DCC owed £249 for every person in city

LONDONDERRY’S local authority owed £26.9m at the end of March 2011 - a £2.8m year-on-year increase - and £249 for every child, woman and man living in the city.

Throughout Northern Ireland the amount of Local Government borrowing still outstanding at March 31, 2011, was £449m, a decrease of more than £9m from March 31, 2010.

Across the province Council borrowing was £248 per person based on population- a little less than the Londonderry average.

The figures are contained in the Northern Ireland Audit Office’s (NIAO) annual ‘Report by the Chief Local Government Auditor.’

The report shows that the local authority had managed to reduce the amount of days lost through sickness and absenteeism over the past number of years.

In 2010/11 13 days per employee were lost at Derry City Council. This was down from 15 in 2009/10.

The local authority has also managed to increase the amount of invoices paid to suppliers within both a 30 day and 10 day limit between 2010/11 and 2011/12.

Sixty-nine per cent of increases were paid within 30 days last year, compared with 66 per cent in 2010/11.

Thirty-nine per cent of invoices were paid within 10 days, compared with 33 per cent in 2010/11.

The Chief Local Government Auditor Louise Mason today (Wednesday, December 2012) published her report on the exercise by local government auditors of their functions in the year up to March 2012.

She highlighted areas of strength and areas for improvement across a range of local Councils.

In terms of prompt payment of invoices, which has improved in Londonderry, Mrs Mason concluded: “Although prompt performance has generally improved, there are still areas where performance is far from satisfactory.”

She recommended: “Local Councils should review payment processes to ensure that the time taken to pay suppliers is minimised and the targets and guidance set by the Department of Environment (DoE) is followed.”

Better performance in this area has the potential to significantly improve cash flow for local firms providing services to Councils, she stated.

Absenteeism has also improved in Londonderry. For several years the Chief Local Government Auditor published a series of annual reports on absenteeism in Northern Ireland Councils, the most recent being for the 2009/10 year.

Mrs Mason has not prepared an annual report on absenteeism for 2010/11 but she has drawn attention to continuing improvements based on unaudited information supplied by Councils.

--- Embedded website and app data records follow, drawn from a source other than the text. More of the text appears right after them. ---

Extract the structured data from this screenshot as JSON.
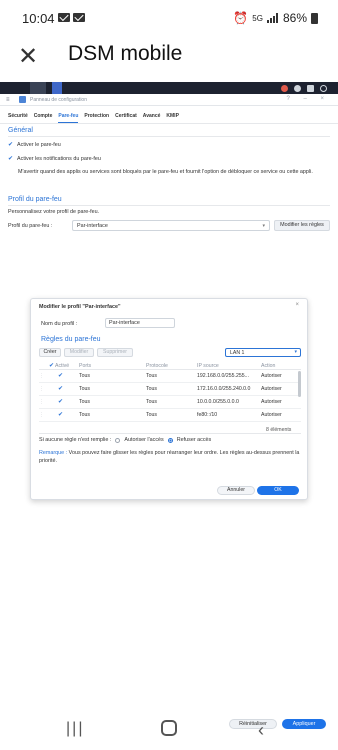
{
  "status_bar": {
    "time": "10:04",
    "network": "5G",
    "battery": "86%",
    "icons": [
      "mail-icon",
      "mail-icon",
      "alarm-icon",
      "signal-icon",
      "battery-icon"
    ]
  },
  "app_header": {
    "close_glyph": "✕",
    "title": "DSM mobile"
  },
  "control_panel": {
    "window_title": "Panneau de configuration",
    "tabs": [
      {
        "label": "Sécurité"
      },
      {
        "label": "Compte"
      },
      {
        "label": "Pare-feu",
        "active": true
      },
      {
        "label": "Protection"
      },
      {
        "label": "Certificat"
      },
      {
        "label": "Avancé"
      },
      {
        "label": "KMIP"
      }
    ],
    "general": {
      "title": "Général",
      "enable_firewall": "Activer le pare-feu",
      "enable_notifications": "Activer les notifications du pare-feu",
      "notification_note": "M'avertir quand des applis ou services sont bloqués par le pare-feu et fournit l'option de débloquer ce service ou cette appli."
    },
    "profile": {
      "title": "Profil du pare-feu",
      "description": "Personnalisez votre profil de pare-feu.",
      "label": "Profil du pare-feu :",
      "selected": "Par-interface",
      "modify_button": "Modifier les règles"
    }
  },
  "modal": {
    "title": "Modifier le profil \"Par-interface\"",
    "name_label": "Nom du profil :",
    "name_value": "Par-interface",
    "rules_title": "Règles du pare-feu",
    "buttons": {
      "create": "Créer",
      "modify": "Modifier",
      "delete": "Supprimer"
    },
    "interface_selected": "LAN 1",
    "columns": [
      "Activé",
      "Ports",
      "Protocole",
      "IP source",
      "Action"
    ],
    "rows": [
      {
        "ports": "Tous",
        "protocol": "Tous",
        "source_ip": "192.168.0.0/255.255...",
        "action": "Autoriser"
      },
      {
        "ports": "Tous",
        "protocol": "Tous",
        "source_ip": "172.16.0.0/255.240.0.0",
        "action": "Autoriser"
      },
      {
        "ports": "Tous",
        "protocol": "Tous",
        "source_ip": "10.0.0.0/255.0.0.0",
        "action": "Autoriser"
      },
      {
        "ports": "Tous",
        "protocol": "Tous",
        "source_ip": "fe80::/10",
        "action": "Autoriser"
      }
    ],
    "item_count": "8 éléments",
    "no_rule_label": "Si aucune règle n'est remplie :",
    "allow_access": "Autoriser l'accès",
    "deny_access": "Refuser accès",
    "remark_label": "Remarque :",
    "remark_text": "Vous pouvez faire glisser les règles pour réarranger leur ordre. Les règles au-dessus prennent la priorité.",
    "cancel": "Annuler",
    "ok": "OK"
  },
  "footer": {
    "reset": "Réinitialiser",
    "apply": "Appliquer"
  },
  "colors": {
    "accent": "#2c74d6",
    "primary_button": "#1e73e8",
    "dsm_bar": "#1d2230"
  }
}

The Report reveals that nineteen Councils - including Londonderry - improved their performance and notes that continuing this trend is particularly important given the current economic environment.

The report asks Councillors and Officers of local government bodies to consider the matters outlined and review how their Council is approaching the issues.

The Chief Local Government Auditor considers this will assist organisations to improve upon future financial management and governance arrangements.